More than 256 security-related incidents over a 14-year period involved with a U.S. mission abroad were ignored by the Accountability Review Board, according to a report by the Inspector General for the U.S. Department of State and the Broadcasting Board of Governors.
The ARB was established to help ensure the safety of State Department employees assigned to diplomatic missions abroad by making recommendations after a security-related event.
The board's most prominent report was its recent evaluation of the attack on the U.S. diplomatic facility in Benghazi, Libya, in which four Americans, including U.S. Ambassador Chris Stephens were murdered.
But the State Department is not structured properly to make use of the ARB, and department officials do not consistently follow-up on implementation of the board's recommendations, according to the inspector general.
"The Department of State has neither a conceptual framework nor a process for risk management. There is no one person or office specifically tasked to oversee the assessment of risks in critical, high-threat locales and weigh those risks against the U.S. government’s policy priorities to determine if the strategic value of the program outweighs the associated risk," the inspector general said.
"Follow-through on long-term security program improvements involving physical security, training, and intelligence sharing lacks sustained oversight by Department of State principals," the IG also said.
Only 46 incidents from 1998 to 2012 went to the Permanent Coordinating Committee, the body that recommends to the secretary of state whether the ARB should meet. As a result, only 12 cases were reviewed by the ARB.
The ARB will convene, with respect to a security-related incident, if there is a serious injury, loss of life or significant destruction of property or a serious breach of security, according to the Foreign Affairs Manual. It also must occur at or be related to a U.S. government mission abroad.

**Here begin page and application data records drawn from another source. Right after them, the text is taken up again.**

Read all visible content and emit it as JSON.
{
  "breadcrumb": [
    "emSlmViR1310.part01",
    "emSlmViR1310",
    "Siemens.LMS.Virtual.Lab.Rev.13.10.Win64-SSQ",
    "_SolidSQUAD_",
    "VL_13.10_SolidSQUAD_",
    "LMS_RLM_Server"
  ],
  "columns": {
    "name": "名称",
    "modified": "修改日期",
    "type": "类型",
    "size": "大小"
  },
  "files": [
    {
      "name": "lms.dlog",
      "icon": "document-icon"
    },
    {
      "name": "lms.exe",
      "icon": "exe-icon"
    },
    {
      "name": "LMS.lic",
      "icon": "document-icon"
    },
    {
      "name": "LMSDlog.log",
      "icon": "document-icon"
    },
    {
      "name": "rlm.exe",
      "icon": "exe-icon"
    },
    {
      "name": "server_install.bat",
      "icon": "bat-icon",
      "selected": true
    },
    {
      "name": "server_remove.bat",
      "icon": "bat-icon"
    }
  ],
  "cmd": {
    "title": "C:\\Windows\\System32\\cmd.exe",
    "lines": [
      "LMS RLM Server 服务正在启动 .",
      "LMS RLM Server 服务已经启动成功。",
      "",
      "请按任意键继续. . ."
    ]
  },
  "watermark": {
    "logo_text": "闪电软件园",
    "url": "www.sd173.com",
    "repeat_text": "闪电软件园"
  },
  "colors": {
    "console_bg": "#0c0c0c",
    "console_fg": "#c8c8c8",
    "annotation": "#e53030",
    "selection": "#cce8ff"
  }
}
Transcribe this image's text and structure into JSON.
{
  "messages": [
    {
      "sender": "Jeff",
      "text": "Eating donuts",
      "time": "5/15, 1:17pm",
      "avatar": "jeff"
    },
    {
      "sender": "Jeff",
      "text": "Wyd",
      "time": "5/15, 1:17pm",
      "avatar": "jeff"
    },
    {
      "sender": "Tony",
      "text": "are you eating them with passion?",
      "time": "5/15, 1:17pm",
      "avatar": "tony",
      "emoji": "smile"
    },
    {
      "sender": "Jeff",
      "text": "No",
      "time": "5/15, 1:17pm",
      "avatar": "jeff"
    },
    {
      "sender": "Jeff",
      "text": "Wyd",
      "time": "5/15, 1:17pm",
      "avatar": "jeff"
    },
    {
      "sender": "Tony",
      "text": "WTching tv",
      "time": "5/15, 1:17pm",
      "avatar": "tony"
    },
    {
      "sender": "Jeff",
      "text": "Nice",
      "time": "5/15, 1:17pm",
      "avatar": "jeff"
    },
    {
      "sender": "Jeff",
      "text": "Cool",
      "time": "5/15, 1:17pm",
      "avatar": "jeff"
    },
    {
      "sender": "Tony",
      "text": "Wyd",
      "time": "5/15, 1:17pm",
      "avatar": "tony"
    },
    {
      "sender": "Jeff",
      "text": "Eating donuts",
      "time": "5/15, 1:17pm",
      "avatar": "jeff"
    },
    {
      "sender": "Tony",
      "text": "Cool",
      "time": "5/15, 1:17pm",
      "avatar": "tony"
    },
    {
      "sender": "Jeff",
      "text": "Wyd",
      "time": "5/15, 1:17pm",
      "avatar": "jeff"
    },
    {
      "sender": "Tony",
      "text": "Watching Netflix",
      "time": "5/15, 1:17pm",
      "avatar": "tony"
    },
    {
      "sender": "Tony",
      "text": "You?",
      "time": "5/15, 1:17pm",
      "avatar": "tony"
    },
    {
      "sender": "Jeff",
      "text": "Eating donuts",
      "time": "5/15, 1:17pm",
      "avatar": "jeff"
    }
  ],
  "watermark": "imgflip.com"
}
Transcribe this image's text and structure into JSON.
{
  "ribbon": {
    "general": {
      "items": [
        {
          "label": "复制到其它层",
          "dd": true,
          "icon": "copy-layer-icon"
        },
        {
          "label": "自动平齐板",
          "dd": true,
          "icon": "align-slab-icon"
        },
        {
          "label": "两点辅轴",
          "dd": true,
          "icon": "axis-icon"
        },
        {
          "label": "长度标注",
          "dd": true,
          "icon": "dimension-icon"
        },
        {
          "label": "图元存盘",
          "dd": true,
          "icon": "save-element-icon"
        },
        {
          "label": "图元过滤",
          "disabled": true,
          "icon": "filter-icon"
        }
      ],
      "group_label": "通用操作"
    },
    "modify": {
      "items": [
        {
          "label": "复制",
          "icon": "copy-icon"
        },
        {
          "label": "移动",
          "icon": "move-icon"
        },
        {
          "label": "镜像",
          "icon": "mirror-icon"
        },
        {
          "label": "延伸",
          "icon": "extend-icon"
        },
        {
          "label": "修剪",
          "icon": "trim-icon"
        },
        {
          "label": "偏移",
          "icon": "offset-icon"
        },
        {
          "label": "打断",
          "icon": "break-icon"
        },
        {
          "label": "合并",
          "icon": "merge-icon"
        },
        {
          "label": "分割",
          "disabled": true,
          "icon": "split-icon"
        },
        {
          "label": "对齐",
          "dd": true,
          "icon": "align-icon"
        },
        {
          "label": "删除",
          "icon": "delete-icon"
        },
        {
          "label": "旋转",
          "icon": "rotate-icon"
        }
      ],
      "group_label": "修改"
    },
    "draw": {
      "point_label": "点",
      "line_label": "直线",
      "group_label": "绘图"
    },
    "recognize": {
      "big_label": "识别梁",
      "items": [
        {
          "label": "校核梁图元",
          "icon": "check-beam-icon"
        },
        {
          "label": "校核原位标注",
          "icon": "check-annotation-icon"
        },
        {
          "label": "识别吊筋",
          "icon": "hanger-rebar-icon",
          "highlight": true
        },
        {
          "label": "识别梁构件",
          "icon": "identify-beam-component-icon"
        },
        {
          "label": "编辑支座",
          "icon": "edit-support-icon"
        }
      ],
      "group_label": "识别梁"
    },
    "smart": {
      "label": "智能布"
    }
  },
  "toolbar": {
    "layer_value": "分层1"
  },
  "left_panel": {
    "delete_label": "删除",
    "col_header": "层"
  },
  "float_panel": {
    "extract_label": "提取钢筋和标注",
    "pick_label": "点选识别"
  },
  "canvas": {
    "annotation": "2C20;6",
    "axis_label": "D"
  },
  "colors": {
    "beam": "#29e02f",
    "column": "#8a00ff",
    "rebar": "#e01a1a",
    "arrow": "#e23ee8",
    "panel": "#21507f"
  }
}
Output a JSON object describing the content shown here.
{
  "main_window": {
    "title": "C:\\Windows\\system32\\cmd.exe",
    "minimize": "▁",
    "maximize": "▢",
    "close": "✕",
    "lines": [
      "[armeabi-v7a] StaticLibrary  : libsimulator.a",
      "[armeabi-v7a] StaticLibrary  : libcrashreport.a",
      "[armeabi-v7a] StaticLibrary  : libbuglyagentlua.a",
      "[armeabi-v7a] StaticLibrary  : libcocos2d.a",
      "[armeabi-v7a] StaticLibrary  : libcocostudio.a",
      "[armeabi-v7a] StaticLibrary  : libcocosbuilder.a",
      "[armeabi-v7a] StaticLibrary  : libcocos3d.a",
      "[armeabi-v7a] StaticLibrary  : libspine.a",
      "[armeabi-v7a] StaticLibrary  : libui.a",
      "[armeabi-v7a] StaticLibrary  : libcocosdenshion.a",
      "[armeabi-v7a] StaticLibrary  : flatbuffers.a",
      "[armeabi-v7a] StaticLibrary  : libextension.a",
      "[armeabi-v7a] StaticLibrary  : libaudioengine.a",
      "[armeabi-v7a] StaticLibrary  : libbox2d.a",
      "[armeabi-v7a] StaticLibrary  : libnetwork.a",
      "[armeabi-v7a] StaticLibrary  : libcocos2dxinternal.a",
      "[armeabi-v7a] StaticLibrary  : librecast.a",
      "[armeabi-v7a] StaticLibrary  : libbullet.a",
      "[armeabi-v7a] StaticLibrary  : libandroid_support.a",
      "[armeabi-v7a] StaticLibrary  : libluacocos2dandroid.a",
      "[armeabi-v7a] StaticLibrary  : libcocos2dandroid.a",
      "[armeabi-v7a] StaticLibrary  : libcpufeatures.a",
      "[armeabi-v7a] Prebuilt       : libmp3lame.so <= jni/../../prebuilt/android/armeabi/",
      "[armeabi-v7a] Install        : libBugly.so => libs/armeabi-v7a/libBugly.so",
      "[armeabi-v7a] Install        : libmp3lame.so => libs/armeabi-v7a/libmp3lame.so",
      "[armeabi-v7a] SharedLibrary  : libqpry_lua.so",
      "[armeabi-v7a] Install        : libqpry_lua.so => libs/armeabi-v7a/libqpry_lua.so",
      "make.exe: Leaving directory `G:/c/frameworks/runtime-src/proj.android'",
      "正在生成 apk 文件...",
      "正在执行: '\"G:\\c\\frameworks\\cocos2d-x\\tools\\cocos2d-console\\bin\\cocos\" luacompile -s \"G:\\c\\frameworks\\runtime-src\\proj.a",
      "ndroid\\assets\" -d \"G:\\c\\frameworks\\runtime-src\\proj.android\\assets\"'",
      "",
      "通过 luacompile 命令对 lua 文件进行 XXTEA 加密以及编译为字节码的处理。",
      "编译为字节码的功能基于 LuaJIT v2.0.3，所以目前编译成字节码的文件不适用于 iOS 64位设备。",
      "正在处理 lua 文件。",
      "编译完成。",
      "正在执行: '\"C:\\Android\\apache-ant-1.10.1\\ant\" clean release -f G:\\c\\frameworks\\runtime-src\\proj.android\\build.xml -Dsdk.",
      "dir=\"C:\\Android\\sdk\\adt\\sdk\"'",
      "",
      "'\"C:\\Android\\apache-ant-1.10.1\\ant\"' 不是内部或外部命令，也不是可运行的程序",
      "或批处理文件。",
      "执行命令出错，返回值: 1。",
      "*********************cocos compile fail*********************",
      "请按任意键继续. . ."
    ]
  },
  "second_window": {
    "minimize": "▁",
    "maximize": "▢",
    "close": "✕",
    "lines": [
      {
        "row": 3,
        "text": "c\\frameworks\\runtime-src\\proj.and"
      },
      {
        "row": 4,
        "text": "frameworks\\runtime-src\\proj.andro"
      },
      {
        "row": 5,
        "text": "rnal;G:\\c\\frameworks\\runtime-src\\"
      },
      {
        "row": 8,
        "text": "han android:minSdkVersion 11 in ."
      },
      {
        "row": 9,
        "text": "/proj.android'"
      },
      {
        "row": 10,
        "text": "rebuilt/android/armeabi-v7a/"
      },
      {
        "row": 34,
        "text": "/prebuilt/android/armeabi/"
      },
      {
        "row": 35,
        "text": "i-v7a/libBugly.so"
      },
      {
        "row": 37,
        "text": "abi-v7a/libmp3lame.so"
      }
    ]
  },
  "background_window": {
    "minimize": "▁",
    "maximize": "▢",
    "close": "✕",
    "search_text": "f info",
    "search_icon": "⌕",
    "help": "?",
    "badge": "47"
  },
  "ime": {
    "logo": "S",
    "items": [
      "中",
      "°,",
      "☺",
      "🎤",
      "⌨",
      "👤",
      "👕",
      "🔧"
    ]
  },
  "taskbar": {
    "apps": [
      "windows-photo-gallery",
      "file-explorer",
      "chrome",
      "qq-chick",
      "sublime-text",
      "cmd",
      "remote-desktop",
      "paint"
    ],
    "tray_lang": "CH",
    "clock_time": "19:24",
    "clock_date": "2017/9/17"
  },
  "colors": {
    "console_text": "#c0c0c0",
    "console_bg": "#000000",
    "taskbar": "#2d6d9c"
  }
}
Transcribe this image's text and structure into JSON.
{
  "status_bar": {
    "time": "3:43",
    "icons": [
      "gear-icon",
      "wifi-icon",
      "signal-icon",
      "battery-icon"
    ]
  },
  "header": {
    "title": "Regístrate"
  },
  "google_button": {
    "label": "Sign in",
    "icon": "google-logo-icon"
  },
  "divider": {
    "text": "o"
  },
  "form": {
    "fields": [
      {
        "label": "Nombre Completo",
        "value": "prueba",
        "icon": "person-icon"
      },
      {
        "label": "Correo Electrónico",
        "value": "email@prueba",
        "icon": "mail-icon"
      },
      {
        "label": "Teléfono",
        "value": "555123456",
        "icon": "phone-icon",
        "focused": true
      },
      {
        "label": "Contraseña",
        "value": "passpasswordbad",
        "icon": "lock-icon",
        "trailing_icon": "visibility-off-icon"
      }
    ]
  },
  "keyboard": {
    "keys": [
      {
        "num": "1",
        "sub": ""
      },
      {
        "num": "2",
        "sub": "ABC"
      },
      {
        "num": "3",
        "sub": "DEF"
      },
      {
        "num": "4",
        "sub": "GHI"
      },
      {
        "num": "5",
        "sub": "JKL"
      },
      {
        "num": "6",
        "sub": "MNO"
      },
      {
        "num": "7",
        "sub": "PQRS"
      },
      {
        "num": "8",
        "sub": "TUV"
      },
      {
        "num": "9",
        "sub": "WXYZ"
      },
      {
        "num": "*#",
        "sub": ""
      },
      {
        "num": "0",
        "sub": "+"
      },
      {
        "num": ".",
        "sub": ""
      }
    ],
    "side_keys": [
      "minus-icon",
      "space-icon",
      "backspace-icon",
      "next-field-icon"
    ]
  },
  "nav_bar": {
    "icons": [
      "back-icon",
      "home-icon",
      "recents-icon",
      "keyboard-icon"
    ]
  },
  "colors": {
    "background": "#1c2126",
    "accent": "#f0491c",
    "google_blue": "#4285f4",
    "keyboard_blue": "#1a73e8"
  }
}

Many of these cases went without review due to a lack of clear guidelines and inconsistencies in how incidents were reported.
One such case occurred in June 2002, after a suicide bomber detonated a large truck 50 feet from the consulate general in Pakistan, killing 12 people, injuring more than 50 (including a U.S. Marine), and destroying a portion of the facility’s perimeter wall.
It was not recommended that the ARB evaluate the incident, because the PCC ruled that there were no causes related to security, according to the report released on Wednesday.
Another example is the definition of “serious injury.”
“The PCC defines ‘serious’ as an injury from which an individual cannot recover, such as amputation or loss of sight or hearing,” the body that convenes and chairs the PCC, the Office of Management Policy, Rightsizing, and Innovation, told the inspector general.
However, a September 2004 PCC meeting defined a serious injury as “nearly fatal,” according to the report.
“An injury, such as massive blood loss, would meet the latter definition, but not the former,” the report said.
In 2008, a mob set fire to a U.S. embassy in Belgrade, Serbia, which resulted in significant damages and its ultimate closure. No PCC meeting followed the event.
The report determined that the current system does not provide enough information, which has led the State Department to miss “opportunities to draw lessons from events that could improve security programs.”